I got an email from FreeCRM today. Free means that it costs nothing (but if you want the really good bits you have to pay $US14.95 per month per user!).
CRM means customer relationship management or, in plain English, a database of customer details, records and contacts that does cool stuff such as remind you to call people back, or report on what your sales pipeline looks like.
It’s great for doing things such as sending out personalised emails to every sales manager you know that barracks for Collingwood but hasn’t been “boned”.
FreeCRM, as its name implies, provides a free CRM system on the internet. I think that a free CRM system is a pretty cool thing because my friend the business broker says lack of customer records is one of the main reasons a business might be unsellable (and no, the debtors ledger doesn’t count as customer records).
Anyway, in today’s email said: “FreeCRM.com has had 99.99% uptime in 2005, and will give you a rebate if we do not hit at least 99.9% uptime.”

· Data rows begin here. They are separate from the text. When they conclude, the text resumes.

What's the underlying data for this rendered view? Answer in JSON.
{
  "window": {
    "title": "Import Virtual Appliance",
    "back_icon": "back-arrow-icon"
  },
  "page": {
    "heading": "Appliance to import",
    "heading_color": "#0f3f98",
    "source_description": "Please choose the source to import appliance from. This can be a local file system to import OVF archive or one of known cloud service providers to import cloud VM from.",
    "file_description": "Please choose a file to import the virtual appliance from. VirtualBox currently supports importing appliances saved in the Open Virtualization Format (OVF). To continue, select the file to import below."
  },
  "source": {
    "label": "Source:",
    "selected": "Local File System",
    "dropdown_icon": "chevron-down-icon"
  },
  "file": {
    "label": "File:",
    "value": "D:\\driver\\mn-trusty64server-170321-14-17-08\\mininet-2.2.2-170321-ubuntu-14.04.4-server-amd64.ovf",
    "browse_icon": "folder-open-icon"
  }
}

Marketers for the IT industry decided that uptime was a fancy way of saying “it’s working”‘ — the converse of downtime, which means “it’s broken or I turned it off”.
So I wondered what the difference might be between 99%, 99.9% and 99.99% in practical terms. As the Americans say: I did the math. Using trusty Excel, I worked out there are about 31.5 million seconds in a year (31,536,000 in a usual 365-day non-leap year). Uptime of 99% implies downtime of 1%, or 87.6 hours per year — a bit over two weeks. Unacceptable. Uptime of 99.9% means 8.76 hours of downtime — a third of one day a year isn’t too bad. Crank that uptime up to 99.99% and it means just 52.56 minutes of downtime — less than a lunchbreak — in a whole year. Yahoo!
I must say I was quite astonished to think that the difference between 99% and 99.99% is effectively two weeks of work time. So I am pretty happy with FreeCRM’s performance. Mind you, a rebate of zero dollars is still zero dollars.